BEGIN

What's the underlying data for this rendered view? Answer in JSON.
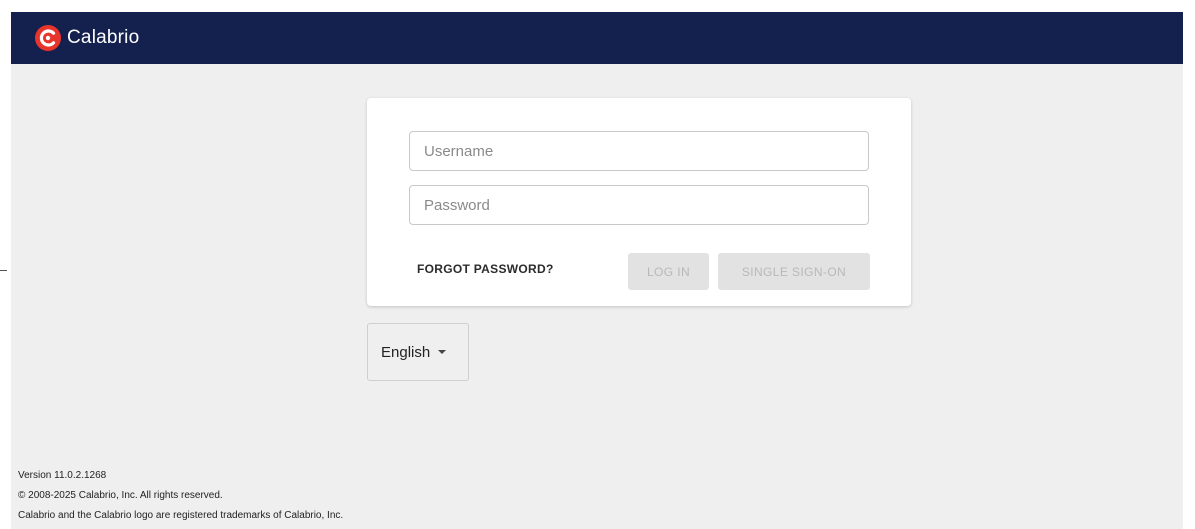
{
  "header": {
    "brand_name": "Calabrio",
    "logo_icon": "calabrio-logo-icon",
    "background_color": "#14214f",
    "logo_color": "#e8352b"
  },
  "login": {
    "username_placeholder": "Username",
    "username_value": "",
    "password_placeholder": "Password",
    "password_value": "",
    "forgot_password_label": "FORGOT PASSWORD?",
    "login_label": "LOG IN",
    "sso_label": "SINGLE SIGN-ON"
  },
  "language": {
    "selected": "English",
    "icon": "caret-down-icon"
  },
  "footer": {
    "version": "Version 11.0.2.1268",
    "copyright": "© 2008-2025 Calabrio, Inc. All rights reserved.",
    "trademark": "Calabrio and the Calabrio logo are registered trademarks of Calabrio, Inc."
  }
}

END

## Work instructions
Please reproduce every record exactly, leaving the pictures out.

## Completed task
What's the underlying data for this rendered view? Answer in JSON.
{
  "header": {
    "brand_name": "Calabrio",
    "logo_icon": "calabrio-logo-icon",
    "background_color": "#14214f",
    "logo_color": "#e8352b"
  },
  "login": {
    "username_placeholder": "Username",
    "username_value": "",
    "password_placeholder": "Password",
    "password_value": "",
    "forgot_password_label": "FORGOT PASSWORD?",
    "login_label": "LOG IN",
    "sso_label": "SINGLE SIGN-ON"
  },
  "language": {
    "selected": "English",
    "icon": "caret-down-icon"
  },
  "footer": {
    "version": "Version 11.0.2.1268",
    "copyright": "© 2008-2025 Calabrio, Inc. All rights reserved.",
    "trademark": "Calabrio and the Calabrio logo are registered trademarks of Calabrio, Inc."
  }
}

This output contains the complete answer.